Initial reports about Brown’s final day suggested that he robbed the store soon before he was fatally shot by Ferguson Police Officer Darren Wilson.
The new footage does not show a robbery, but it apparently catches some sort of exchange.
Ferguson officers examine the lifeless form of Michael Brown as he lay in the streets for hours after he had been shot by another officer, Darren Wilson. The shooter claimed there was report the victim had robbed a convenience store earlier
In a clip featured on The New York Times, Brown is seen entering Ferguson Market and Liquor around 1 a.m. on Aug. 9, 2014. He walks up to the counter, hands the cashier what looks like a small bag and takes a bag of cigarillos. Brown is seen walking to the door before putting the cigarillos back on the counter and leaving.
In a scene from “Stranger Fruit,” director Jason Pollock says he thinks the clip captures Brown delivering a small amount of marijuana, which the employees at the store appear to smell and inspect once he hands it over.

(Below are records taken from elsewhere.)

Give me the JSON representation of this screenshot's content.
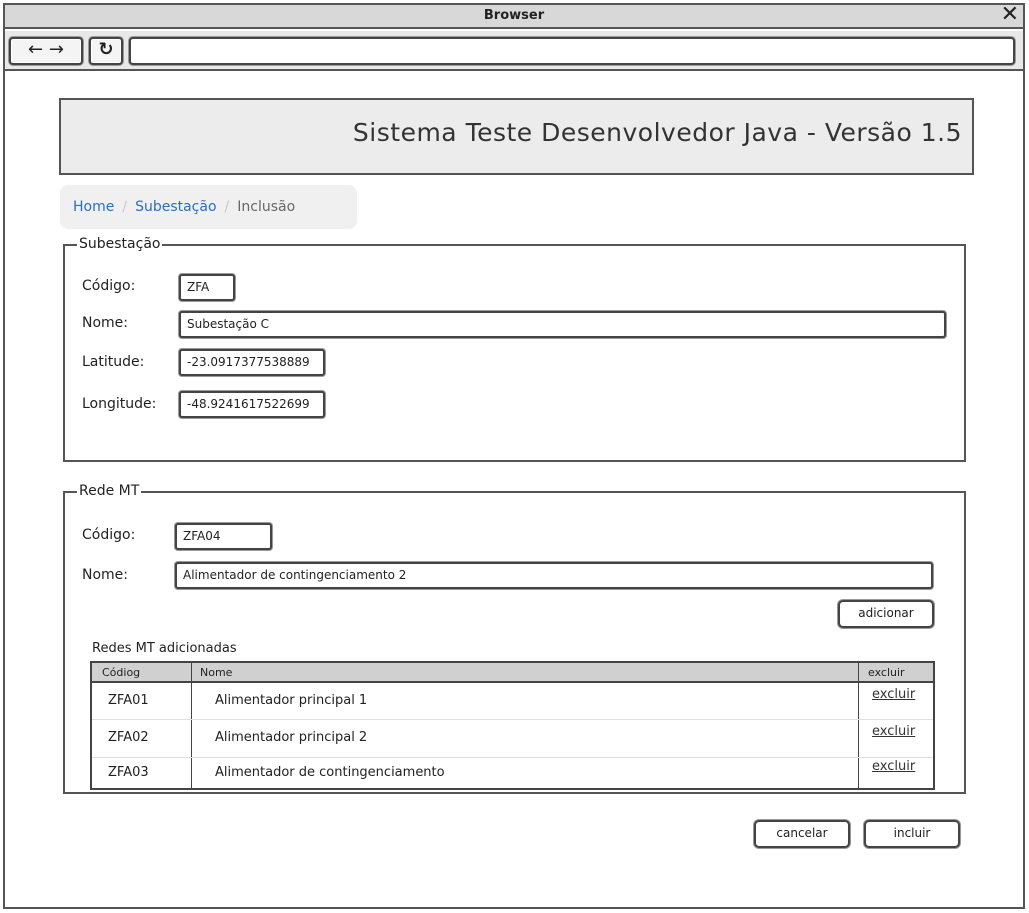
{
  "browser": {
    "title": "Browser",
    "close_glyph": "✕",
    "back_forward_glyph": "← →",
    "reload_glyph": "↻",
    "url": ""
  },
  "header": {
    "title": "Sistema Teste Desenvolvedor Java -  Versão 1.5"
  },
  "breadcrumb": {
    "home": "Home",
    "separator": "/",
    "section": "Subestação",
    "current": "Inclusão"
  },
  "subestacao": {
    "legend": "Subestação",
    "codigo_label": "Código:",
    "codigo_value": "ZFA",
    "nome_label": "Nome:",
    "nome_value": "Subestação C",
    "latitude_label": "Latitude:",
    "latitude_value": "-23.0917377538889",
    "longitude_label": "Longitude:",
    "longitude_value": "-48.9241617522699"
  },
  "rede_mt": {
    "legend": "Rede MT",
    "codigo_label": "Código:",
    "codigo_value": "ZFA04",
    "nome_label": "Nome:",
    "nome_value": "Alimentador de contingenciamento 2",
    "add_button": "adicionar",
    "table_title": "Redes MT adicionadas",
    "columns": [
      "Códiog",
      "Nome",
      "excluir"
    ],
    "rows": [
      {
        "codigo": "ZFA01",
        "nome": "Alimentador principal 1",
        "action": "excluir"
      },
      {
        "codigo": "ZFA02",
        "nome": "Alimentador principal 2",
        "action": "excluir"
      },
      {
        "codigo": "ZFA03",
        "nome": "Alimentador de contingenciamento",
        "action": "excluir"
      }
    ]
  },
  "footer": {
    "cancel_button": "cancelar",
    "submit_button": "incluir"
  }
}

When Brown returned to the shop later that day, he did not rob it, Pollock argues, he simply stopped by to get the cigarillos he left there hours earlier.
A man is heard threatening to beat up Kanzler before he ducked inside the store, according to video from the Post-Dispatch. A short time later, cops chased demonstrators out of the parking lot and made several arrests. The authorities in St. Louis County and Ferguson did not immediately disclose the number of arrests or details behind the shooting.

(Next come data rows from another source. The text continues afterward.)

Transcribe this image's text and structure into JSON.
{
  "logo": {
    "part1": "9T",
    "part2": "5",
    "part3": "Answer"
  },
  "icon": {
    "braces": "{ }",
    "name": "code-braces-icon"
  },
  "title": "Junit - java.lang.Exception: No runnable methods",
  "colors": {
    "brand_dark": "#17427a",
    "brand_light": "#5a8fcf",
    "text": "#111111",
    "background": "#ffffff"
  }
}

The video that sparked the heated protests shows the teenager inside the same store he visited minutes before he was shot to death by former Ferguson police officer Darren Wilson on August, 9 2014. Kanzler disputes that the video indeed shows the victim trading weed for the cigarillos, as alleged by Pollock.

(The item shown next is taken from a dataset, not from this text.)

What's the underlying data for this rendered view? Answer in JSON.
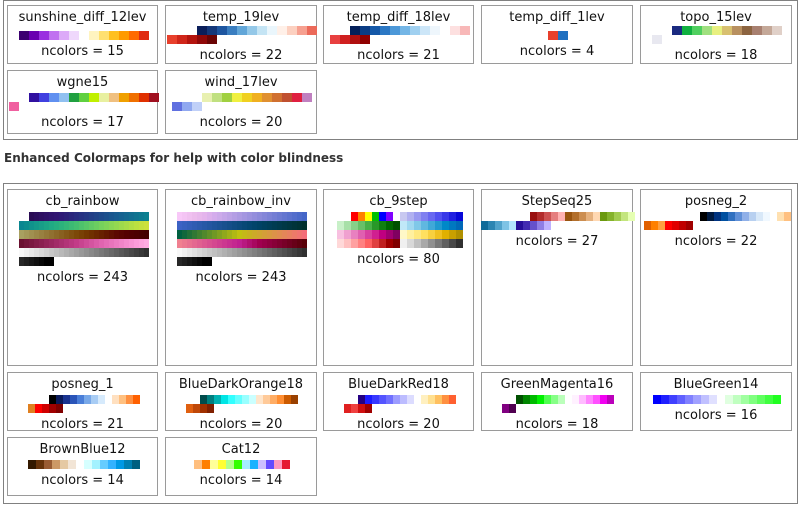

He claims the store employees rejected Brown’s offer.
“The clerks gave back the marijuana or whatever is in the bag,” Kanzler told the New York Daily News. “You can’t have a drug transaction, as implied by the documentary, if you don’t have a transaction.”
A clip of the alleged exchange, first shared by the New York Times, on Sunday, appears to show Brown placing an object on the counter that a clerk then sniffs.
“What was thrown up on the counter looked and smelled like marijuana, according to my clients, but they didn’t keep it,” Kanzler said. “They didn’t want to take marijuana for merchandise.”
When asked why the clerk smelled what Brown handed over, Kanzler said the clerk was an immigrant and didn’t know what it was.
Protesters confront police in Ferguson police in the aftermath of the Michael Brown shooting in 2014
“I don’t think he had been in the country for very long,” Kanzler said, later adding that the clerk was from India.
Additionally, Kanzler alleges Pollock failed to talk to the clerks or the store’s owners about the late night encounter. The film debuted Saturday at the South by Southwest conference in Austin, Texas, with interviews with Brown’s mother, Lesley McSpadden, about the footage.
Pollock said he discovered the footage through police reports describing the encounter, but no mention is ever made of a drug deal.
Kanzler said the footage was cobbled together from video spanning at least two days and was initially obtained through late 2016 litigation. Additionally, the city of Ferguson, the St. Louis County Prosecuting Attorney and lawyers representing Brown’s family had copies of the video.
He pledged to release the footage in its entirety on Monday.
“This is all great publicity for this filmmaker,” Kanzler said. “But there’s real lives at risk. Police officers were shot at. There were threats to burn down the store. All because some guy wanted to promote a documentary.”
“Practically shameful,” Kanzler added.